    In a piece for The New Republic, Simon Lazarus, senior counsel to the Constitutional Accountability Center, says it’s about time – likely long overdue -- that progressives provide a compelling alternative to the right’s simplistic, but effective rhetoric of a Constitution that is all about individual rights and a weak central government.

    Quickly after the president provided some staunchly liberal rhetoric in his Second Inaugural address, Republican lawmakers, such as Sens. Mitch McConnell (R-K.Y.) and Chuck Grassley (R-Iowa) brayed that the president was ushering in or attempting to an age of radical liberalism. Grassley, as noted here, also groused that the president had turned the Second Amendment on its head by arguing that new measures aimed at curbing gun violence were no threat to the individual right to bear arms.

    The president’s rhetoric on the Constitution, Lazarus writes, “echoes that of the Reconstruction Congresses which enacted the Thirteenth, Fourteenth and Fifteenth Amendments. In line with then-existing Supreme Court precedent, they believed Congress empowered to prevent interference with the exercise of individual rights created by constitutional prohibitions on government. Specifically, they held the federal government responsible for preventing private violence and intimidation designed to deter former slaves from voting and enjoying other constitutionally prescribed liberties. And they wrote into the amendments express authority for Congress to ‘enforce’ that responsibility.”  

     

  • February 8, 2013

    by Jeremy Leaming

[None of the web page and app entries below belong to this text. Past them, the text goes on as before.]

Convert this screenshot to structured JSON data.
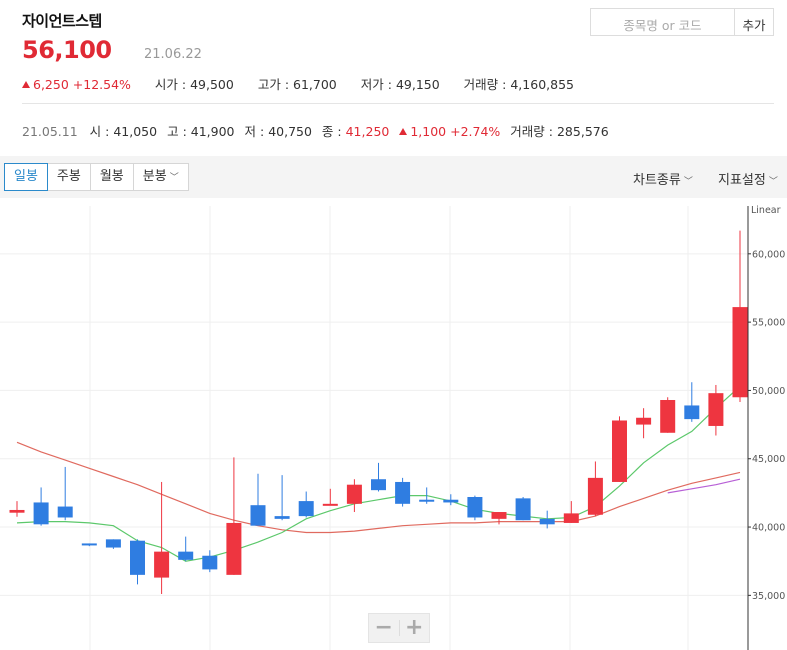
{
  "stock": {
    "name": "자이언트스텝",
    "price": "56,100",
    "date": "21.06.22",
    "change": "6,250",
    "change_pct": "+12.54%",
    "open_label": "시가",
    "open": "49,500",
    "high_label": "고가",
    "high": "61,700",
    "low_label": "저가",
    "low": "49,150",
    "volume_label": "거래량",
    "volume": "4,160,855"
  },
  "search": {
    "placeholder": "종목명 or 코드",
    "add_label": "추가"
  },
  "history": {
    "date": "21.05.11",
    "open_label": "시",
    "open": "41,050",
    "high_label": "고",
    "high": "41,900",
    "low_label": "저",
    "low": "40,750",
    "close_label": "종",
    "close": "41,250",
    "change": "1,100",
    "change_pct": "+2.74%",
    "volume_label": "거래량",
    "volume": "285,576"
  },
  "toolbar": {
    "tabs": [
      "일봉",
      "주봉",
      "월봉",
      "분봉"
    ],
    "active_tab": "일봉",
    "chart_type_label": "차트종류",
    "indicator_label": "지표설정"
  },
  "colors": {
    "up": "#ee3540",
    "down": "#2f7de1",
    "ma5": "#5cc86b",
    "ma20": "#e06a5f",
    "ma60": "#b75fd6"
  },
  "chart_data": {
    "type": "candlestick",
    "scale_label": "Linear",
    "ylim": [
      31000,
      63500
    ],
    "yticks": [
      35000,
      40000,
      45000,
      50000,
      55000,
      60000
    ],
    "ytick_labels": [
      "35,000",
      "40,000",
      "45,000",
      "50,000",
      "55,000",
      "60,000"
    ],
    "candles": [
      {
        "o": 41050,
        "h": 41900,
        "l": 40750,
        "c": 41250
      },
      {
        "o": 41800,
        "h": 42900,
        "l": 40100,
        "c": 40200
      },
      {
        "o": 41500,
        "h": 44400,
        "l": 40500,
        "c": 40700
      },
      {
        "o": 38800,
        "h": 38800,
        "l": 38600,
        "c": 38700
      },
      {
        "o": 39100,
        "h": 39100,
        "l": 38400,
        "c": 38500
      },
      {
        "o": 39000,
        "h": 39100,
        "l": 35800,
        "c": 36500
      },
      {
        "o": 36300,
        "h": 43300,
        "l": 35100,
        "c": 38200
      },
      {
        "o": 38200,
        "h": 39300,
        "l": 37500,
        "c": 37600
      },
      {
        "o": 37900,
        "h": 38300,
        "l": 36700,
        "c": 36900
      },
      {
        "o": 36500,
        "h": 45100,
        "l": 36500,
        "c": 40300
      },
      {
        "o": 41600,
        "h": 43900,
        "l": 40100,
        "c": 40100
      },
      {
        "o": 40800,
        "h": 43800,
        "l": 40500,
        "c": 40600
      },
      {
        "o": 41900,
        "h": 42600,
        "l": 40700,
        "c": 40800
      },
      {
        "o": 41700,
        "h": 42800,
        "l": 41600,
        "c": 41700
      },
      {
        "o": 41700,
        "h": 43500,
        "l": 41100,
        "c": 43100
      },
      {
        "o": 43500,
        "h": 44700,
        "l": 42600,
        "c": 42700
      },
      {
        "o": 43300,
        "h": 43600,
        "l": 41500,
        "c": 41700
      },
      {
        "o": 42000,
        "h": 42900,
        "l": 41700,
        "c": 41900
      },
      {
        "o": 42000,
        "h": 42400,
        "l": 41600,
        "c": 41800
      },
      {
        "o": 42200,
        "h": 42300,
        "l": 40500,
        "c": 40700
      },
      {
        "o": 40600,
        "h": 41100,
        "l": 40200,
        "c": 41100
      },
      {
        "o": 42100,
        "h": 42200,
        "l": 40500,
        "c": 40500
      },
      {
        "o": 40600,
        "h": 41200,
        "l": 39900,
        "c": 40200
      },
      {
        "o": 40300,
        "h": 41900,
        "l": 40300,
        "c": 41000
      },
      {
        "o": 40900,
        "h": 44800,
        "l": 40800,
        "c": 43600
      },
      {
        "o": 43300,
        "h": 48100,
        "l": 43300,
        "c": 47800
      },
      {
        "o": 47500,
        "h": 48700,
        "l": 46500,
        "c": 48000
      },
      {
        "o": 46900,
        "h": 49500,
        "l": 46900,
        "c": 49300
      },
      {
        "o": 48900,
        "h": 50600,
        "l": 47700,
        "c": 47900
      },
      {
        "o": 47400,
        "h": 50400,
        "l": 46700,
        "c": 49800
      },
      {
        "o": 49500,
        "h": 61700,
        "l": 49150,
        "c": 56100
      }
    ],
    "ma5": [
      40300,
      40400,
      40400,
      40300,
      40100,
      39000,
      38500,
      37500,
      37800,
      38300,
      38900,
      39600,
      40600,
      41200,
      41700,
      42000,
      42300,
      42300,
      41900,
      41300,
      41000,
      40800,
      40600,
      40700,
      41500,
      43000,
      44700,
      46000,
      47000,
      48700,
      50300
    ],
    "ma20": [
      46200,
      45500,
      44900,
      44300,
      43700,
      43100,
      42400,
      41700,
      41000,
      40500,
      40100,
      39800,
      39600,
      39600,
      39700,
      39900,
      40100,
      40200,
      40300,
      40300,
      40400,
      40400,
      40400,
      40400,
      40800,
      41500,
      42100,
      42700,
      43200,
      43600,
      44000
    ],
    "ma60": [
      null,
      null,
      null,
      null,
      null,
      null,
      null,
      null,
      null,
      null,
      null,
      null,
      null,
      null,
      null,
      null,
      null,
      null,
      null,
      null,
      null,
      null,
      null,
      null,
      null,
      null,
      null,
      42500,
      42800,
      43100,
      43500
    ]
  }
}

    The Obama administration is bending very little to accommodate the mounting calls for the release of legal reasoning for targeted killings of U.S. citizens abroad. So far the president has only agreed to provide legal documents regarding the use of drones and targeted killings to a couple of congressional intelligence committees.

    But Senate Judiciary Committee leaders, Chairman Patrick Leahy (D-Vt.) and Ranking Member Chuck Grassley (R-Iowa) in a Feb. 7 letter to President Obama are calling for more information.  

    The white paper leaked earlier this week, apparently providing a summary of a document crafted by a few attorneys in the Department of Justice’s Office of Legal Counsel (OLC) advanced wobbly -- some have said shoddy -- arguments that the administration’s counterterrorism policy, especially its use of drones, does not subvert constitutional principles. The white paper, in part, concluded that the president could order a targeted killing if the suspected terrorist posed an “imminent threat to the country,” capture would prove “infeasible,’ and that the operation “would be conducted in a manner consistent with applicable law of war principles.”

    Constitutional law experts, like Georgetown’s David Cole blasted the white paper, concluding it allows for the federal government to “kill its own citizens in secret.” The drone war, he explained has significantly reduced “disincentives to killing.

    Leahy and Grassley are not terribly impressed with the white paper either, saying in their letter, that it “was not an adequate substitute for the underlying legal analysis that we believed had been prepared by the Department’s [DOJ] Office of Legal Counsel (OLC) ….”

    The senators also note that the legal arguments in the white paper centered on core constitutional concerns, such as the Fourth Amendment (bars government from “unreasonable searches and seizures” and the Fifth Amendment (the Amendment’s Due Process Clause provides or is supposed to provide for a fair hearing before government can “deprive a person of life, liberty, or property.")  The Senate Judiciary Committee also has “direct oversight jurisdiction over the Department, including OLC.”

    For a president who came to power promising a more transparent government – Obama had been a sharp critic of the prior administration’s proclivity for secrecy – it seems that the legal analysis apparently calling for an outlandish extension of executive power should be made public for all, not just a few senators.